Turtles are on the move
It is about this time of year that oblong turtles, Chelodina oblonga, start to be seen on land. There is nothing wrong with this, they do it every year. The females will be out looking for a nesting site in which to lay their eggs. And last year’s eggs will be hatching and the young will be making their way back to the water.
In most instances they don’t need our help. They just want to be left alone.
However, there are instances when they do need a bit of help. If a turtle is on the road and at risk of being run over you should help them off. They only need to be moved to the verge on the side of the road. You don’t need to carry them to the nearest water. And always take them in the direction they were headed, even if there is no water that way. If you take them back to where they came from they’ll just get back on the road again.

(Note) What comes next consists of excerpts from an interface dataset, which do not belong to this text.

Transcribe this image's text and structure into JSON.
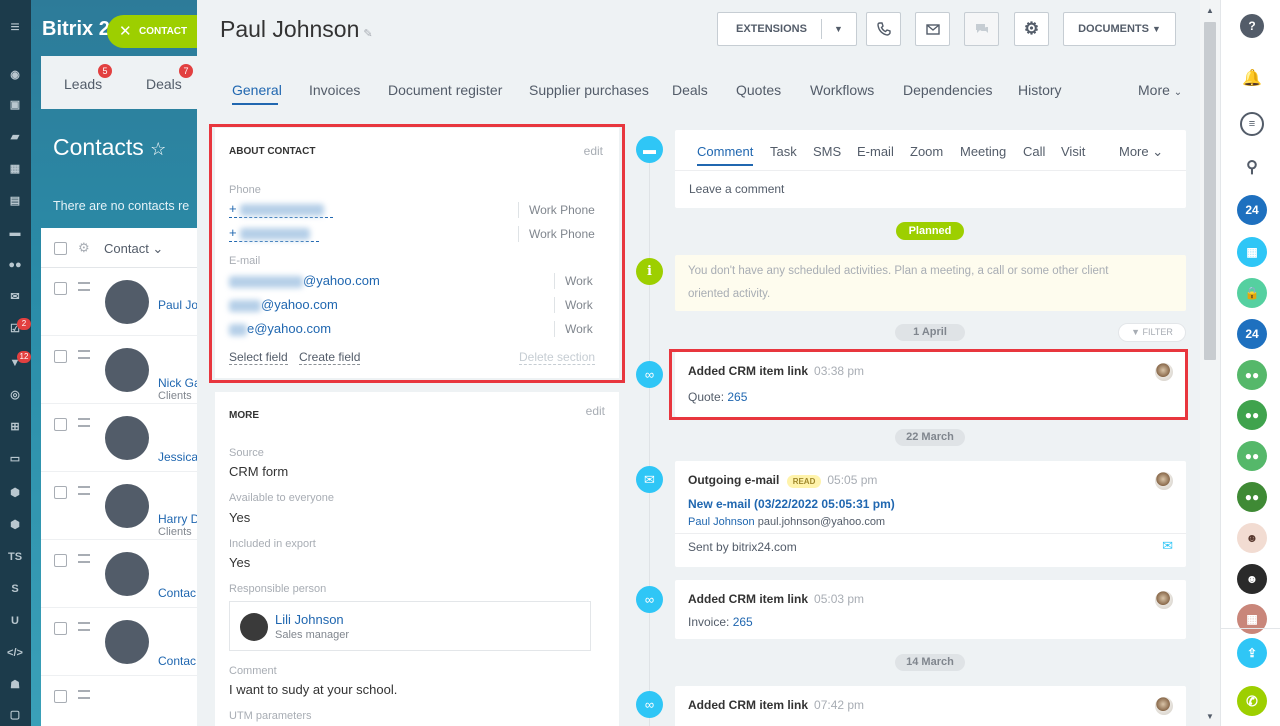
{
  "bg": {
    "brand": "Bitrix",
    "brand_suffix": "2",
    "tab_leads": "Leads",
    "tab_leads_badge": "5",
    "tab_deals": "Deals",
    "tab_deals_badge": "7",
    "title": "Contacts",
    "notice": "There are no contacts re",
    "col_contact": "Contact",
    "rows": [
      {
        "name": "Paul Jo",
        "sub": ""
      },
      {
        "name": "Nick Ga",
        "sub": "Clients"
      },
      {
        "name": "Jessica",
        "sub": ""
      },
      {
        "name": "Harry D",
        "sub": "Clients"
      },
      {
        "name": "Contac",
        "sub": ""
      },
      {
        "name": "Contac",
        "sub": ""
      }
    ],
    "contact_pill": "CONTACT"
  },
  "nav": {
    "badge_tasks": "2",
    "badge_filter": "12",
    "label_ts": "TS",
    "label_s": "S",
    "label_u": "U"
  },
  "header": {
    "title": "Paul Johnson",
    "extensions": "EXTENSIONS",
    "documents": "DOCUMENTS"
  },
  "tabs": [
    "General",
    "Invoices",
    "Document register",
    "Supplier purchases",
    "Deals",
    "Quotes",
    "Workflows",
    "Dependencies",
    "History",
    "More"
  ],
  "about": {
    "title": "ABOUT CONTACT",
    "edit": "edit",
    "phone_label": "Phone",
    "phones": [
      {
        "prefix": "+",
        "type": "Work Phone"
      },
      {
        "prefix": "+",
        "type": "Work Phone"
      }
    ],
    "email_label": "E-mail",
    "emails": [
      {
        "domain": "@yahoo.com",
        "type": "Work"
      },
      {
        "domain": "@yahoo.com",
        "type": "Work"
      },
      {
        "domain": "e@yahoo.com",
        "type": "Work"
      }
    ],
    "select_field": "Select field",
    "create_field": "Create field",
    "delete_section": "Delete section"
  },
  "more": {
    "title": "MORE",
    "edit": "edit",
    "source_label": "Source",
    "source": "CRM form",
    "available_label": "Available to everyone",
    "available": "Yes",
    "export_label": "Included in export",
    "export": "Yes",
    "responsible_label": "Responsible person",
    "responsible_name": "Lili Johnson",
    "responsible_position": "Sales manager",
    "comment_label": "Comment",
    "comment": "I want to sudy at your school.",
    "utm_label": "UTM parameters"
  },
  "activity": {
    "tabs": [
      "Comment",
      "Task",
      "SMS",
      "E-mail",
      "Zoom",
      "Meeting",
      "Call",
      "Visit",
      "More"
    ],
    "placeholder": "Leave a comment",
    "planned": "Planned",
    "no_activities": "You don't have any scheduled activities. Plan a meeting, a call or some other client",
    "no_activities_2": "oriented activity.",
    "filter": "FILTER"
  },
  "timeline": {
    "date1": "1 April",
    "date2": "22 March",
    "date3": "14 March",
    "item1_title": "Added CRM item link",
    "item1_time": "03:38 pm",
    "item1_label": "Quote:",
    "item1_value": "265",
    "item2_title": "Outgoing e-mail",
    "item2_badge": "READ",
    "item2_time": "05:05 pm",
    "item2_subject": "New e-mail (03/22/2022 05:05:31 pm)",
    "item2_from_name": "Paul Johnson",
    "item2_from_email": "paul.johnson@yahoo.com",
    "item2_sent": "Sent by bitrix24.com",
    "item3_title": "Added CRM item link",
    "item3_time": "05:03 pm",
    "item3_label": "Invoice:",
    "item3_value": "265",
    "item4_title": "Added CRM item link",
    "item4_time": "07:42 pm"
  },
  "rbar": {
    "help": "?",
    "b24": "24"
  },
  "colors": {
    "accent": "#2067b0",
    "green": "#9dcf00",
    "cyan": "#2fc6f6",
    "red_frame": "#e8363e",
    "nav_dark": "#1c3b4b"
  }
}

If you notice that turtles are having trouble negotiating roadside kerbing at the same spot on a regular basis, speak to your local council and ask them to modify the kerbing to make it more turtle friendly. Ask them to replace short pieces of kerbing with a kerb of a lower profile that allows the turtles an easy escape route from the road. It worked for us.
Another time to help is if you see a baby turtle that is struggling to get through long vegetation, around an object or over a kerb. This time you can take them to the nearest water but don’t put them in the water, let them go near the edge and near some vegetation in which they can hide. Having just hatched, they don’t want to be thrown in at the deep end. They want somewhere to hide and rest before they take the plunge in their own time.
If you find an injured turtle you should take them to the nearest veterinarian or to Native ARC. They will be able to offer the best treatment and care for the turtle. But make sure the turtle is actually injured before you interfere. The stress of being taken into captivity can kill the turtles. And females that were out looking for nest sites may become egg-bound and die if they are unable to find a suitable nesting area in time.
The best thing to do if you see a turtle is to watch it from a distance. If you don’t get too close, the turtle won’t get scared, and you’ll be able to watch it carry out its normal behaviour.